[Aim of the task] Reproduce the data word for word, keeping every line complete.

[Available data]

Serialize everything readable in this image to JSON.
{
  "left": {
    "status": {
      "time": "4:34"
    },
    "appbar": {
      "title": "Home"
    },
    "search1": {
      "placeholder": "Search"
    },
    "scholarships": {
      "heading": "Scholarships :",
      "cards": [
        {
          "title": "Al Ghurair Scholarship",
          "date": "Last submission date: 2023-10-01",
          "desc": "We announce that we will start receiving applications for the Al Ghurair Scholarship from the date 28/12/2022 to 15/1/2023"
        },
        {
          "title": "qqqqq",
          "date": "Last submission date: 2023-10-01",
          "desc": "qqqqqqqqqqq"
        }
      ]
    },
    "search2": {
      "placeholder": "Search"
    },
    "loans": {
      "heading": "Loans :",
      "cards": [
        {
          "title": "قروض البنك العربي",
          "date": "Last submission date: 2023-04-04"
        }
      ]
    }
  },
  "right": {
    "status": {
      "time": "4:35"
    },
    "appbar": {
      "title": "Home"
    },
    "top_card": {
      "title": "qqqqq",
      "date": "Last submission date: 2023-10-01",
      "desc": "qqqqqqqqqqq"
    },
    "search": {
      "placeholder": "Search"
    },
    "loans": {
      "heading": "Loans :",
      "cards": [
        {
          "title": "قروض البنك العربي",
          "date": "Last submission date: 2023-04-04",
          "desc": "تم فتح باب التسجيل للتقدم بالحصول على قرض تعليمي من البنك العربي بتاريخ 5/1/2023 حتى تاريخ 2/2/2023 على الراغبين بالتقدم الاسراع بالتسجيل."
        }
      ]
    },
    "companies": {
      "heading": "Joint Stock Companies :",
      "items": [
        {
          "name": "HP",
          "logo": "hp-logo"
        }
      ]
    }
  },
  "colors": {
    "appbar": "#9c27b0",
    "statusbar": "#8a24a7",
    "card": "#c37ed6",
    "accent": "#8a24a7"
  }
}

[Reply]
Serialize everything readable in this image to JSON.
{
  "left": {
    "status": {
      "time": "4:34"
    },
    "appbar": {
      "title": "Home"
    },
    "search1": {
      "placeholder": "Search"
    },
    "scholarships": {
      "heading": "Scholarships :",
      "cards": [
        {
          "title": "Al Ghurair Scholarship",
          "date": "Last submission date: 2023-10-01",
          "desc": "We announce that we will start receiving applications for the Al Ghurair Scholarship from the date 28/12/2022 to 15/1/2023"
        },
        {
          "title": "qqqqq",
          "date": "Last submission date: 2023-10-01",
          "desc": "qqqqqqqqqqq"
        }
      ]
    },
    "search2": {
      "placeholder": "Search"
    },
    "loans": {
      "heading": "Loans :",
      "cards": [
        {
          "title": "قروض البنك العربي",
          "date": "Last submission date: 2023-04-04"
        }
      ]
    }
  },
  "right": {
    "status": {
      "time": "4:35"
    },
    "appbar": {
      "title": "Home"
    },
    "top_card": {
      "title": "qqqqq",
      "date": "Last submission date: 2023-10-01",
      "desc": "qqqqqqqqqqq"
    },
    "search": {
      "placeholder": "Search"
    },
    "loans": {
      "heading": "Loans :",
      "cards": [
        {
          "title": "قروض البنك العربي",
          "date": "Last submission date: 2023-04-04",
          "desc": "تم فتح باب التسجيل للتقدم بالحصول على قرض تعليمي من البنك العربي بتاريخ 5/1/2023 حتى تاريخ 2/2/2023 على الراغبين بالتقدم الاسراع بالتسجيل."
        }
      ]
    },
    "companies": {
      "heading": "Joint Stock Companies :",
      "items": [
        {
          "name": "HP",
          "logo": "hp-logo"
        }
      ]
    }
  },
  "colors": {
    "appbar": "#9c27b0",
    "statusbar": "#8a24a7",
    "card": "#c37ed6",
    "accent": "#8a24a7"
  }
}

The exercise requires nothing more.